Cigar City Brewing has seen much growth lately, both in capital and popularity. With a recent brewery expansion, two medals from the Great American Beer Festival for their Humidor Series IPA over the past two years, and a ruling by Tampa, Florida’s City Council that allows the brewery’s tasting room to remain open, Cigar City seems to have established itself as one of the state’s premiere breweries. So why, if it’s so established, is Cigar City one of the breweries I’m most excited about for 2011? While I’m next-door neighbors with CCB’s home state, their beer isn’t available in Georgia. Currently, in fact, only some parts of Florida (not even the whole state), New York, and Philadelphia receive bottles and kegs of Cigar City’s beer. That will all change, however, when their beer arrives on shelves in Georgia beginning with the new year. In the meantime, my supply of this much sought-after beer is limited to what I can purchase when in Florida, and the haul from friends’ visits. In following the brewery online, I am amazed by the wide variety of beers they are turning out. As many of the batches don’t seem to be bottled or widely distributed, it is the tasting room that provides an outlet for many experimental or one-off brews. To celebrate the impending arrival of Cigar City to Georgia, I recently cracked open a bottle of one of their very special beers: Capricho Oscuro.
A barrel-aged blend, Batch #4 contains Rye Porter, Warmer Winter, and Big Sound (a Scotch ale). The bottle was dipped in a copper wax, I assume because it was a special release. The wax, however, may have been the only reason this beer wasn’t completely ruined by oxidation. I found a good bit of wax underneath the cap, indicating the cap alone had not provided a very tight seal. Thankful to the wax for its aesthetic and beer-saving contributions, I dove in. As may be expected by the beers that went into Capricho Oscuro, it poured a deep brown (almost black) with deep ruby highlights. The pour yielded almost no head, but what bubbles did form on top of the beer were light tan in color. The aroma was filled with dark fruit and roasted notes: sour cherries, rum-soaked raisins, chocolate, molasses, and vanilla. A slight boozy burn from alcohol was also detectable, and completely expected for a 9% barrel-aged beer. The taste combined the notes from the aroma with a few new flavors. I was very impressed by how such a complex combination of flavors melded together smoothly, supporting each other rather than clashing. The beer started off with the dark, roasted flavors of coffee and cacao nibs, but was then somewhat lightened by the sweetness of cherries, dates, and raisins with some vanilla (likely from the oak barrels) and caramel (undoubtedly Big Sound coming through). As the sweet richness of dark fruits waned, a yeasty bread flavor helped round out the roastiness. I took my time enjoying a snifter of this beer, and was rewarded by the subtle changes that occurred as it warmed. The dark fruits became deeper and all of the flavors became even more legato, although still identifiable, with the increase in temperature. The finish of this beer was extremely enjoyable, and a flavor I haven’t encountered often. I identified it as something contributed by the Rye Porter, as I remembered it from tasting Cigar City’s Soggy Loaf, a porter with pumpernickel and rye grains. I’m no stranger to rye grains in a beer–I live minutes from Terrapin Beer Company, whose first beer was the gold medal Rye Pale Ale, after all. It’s incredible to see, however, the different role that rye can take when added to a porter rather than a more hop-forward style.
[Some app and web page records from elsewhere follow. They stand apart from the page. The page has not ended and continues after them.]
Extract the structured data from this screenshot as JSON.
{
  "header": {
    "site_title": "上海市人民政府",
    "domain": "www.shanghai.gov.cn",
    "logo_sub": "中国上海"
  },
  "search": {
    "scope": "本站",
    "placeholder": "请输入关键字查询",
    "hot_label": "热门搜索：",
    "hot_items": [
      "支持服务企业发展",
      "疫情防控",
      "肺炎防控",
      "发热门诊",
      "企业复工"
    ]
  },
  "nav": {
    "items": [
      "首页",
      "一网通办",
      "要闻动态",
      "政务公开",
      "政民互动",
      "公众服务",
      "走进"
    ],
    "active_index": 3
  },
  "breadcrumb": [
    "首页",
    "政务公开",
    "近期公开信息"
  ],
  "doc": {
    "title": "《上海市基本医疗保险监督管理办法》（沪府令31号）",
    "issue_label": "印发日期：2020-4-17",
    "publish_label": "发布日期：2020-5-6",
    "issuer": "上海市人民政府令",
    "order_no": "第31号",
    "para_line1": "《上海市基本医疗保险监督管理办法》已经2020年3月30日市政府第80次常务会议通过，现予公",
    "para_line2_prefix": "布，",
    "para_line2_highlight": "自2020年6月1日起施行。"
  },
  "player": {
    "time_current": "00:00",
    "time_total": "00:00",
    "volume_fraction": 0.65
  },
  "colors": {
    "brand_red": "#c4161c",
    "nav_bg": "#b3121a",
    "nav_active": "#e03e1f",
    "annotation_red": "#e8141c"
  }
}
The combination of the flavors in this beer kept reminding me of something I had tasted in the past, but it took almost the whole glass for me to remember (see, beer does cause revelations!): a bread pudding I had made last summer with Bell’s Cherry Stout, golden raisins, and cherries. The fruit, stout, and bread produced a flavor that I think very closely mirrored many of the notes in this beer. Check it out here and make it for yourself (provided by Brewery Ommegang).
This beer was a real treat to try, and an excellent exhibit of the skill and know-how possessed by the brewers at Cigar City. A blend of so many different flavors could have easily gone awry, but it didn’t! Even with the brewery’s upcoming distribution to Georgia, this isn’t a beer I will expect to see often, if at all. Capricho Oscuro is a limited beer (only 800 bottles of Batch #4 were made) and is currently only sold at the brewery. Should you have the opportunity to try this beer, or any of its future incarnations, I highly recommend it.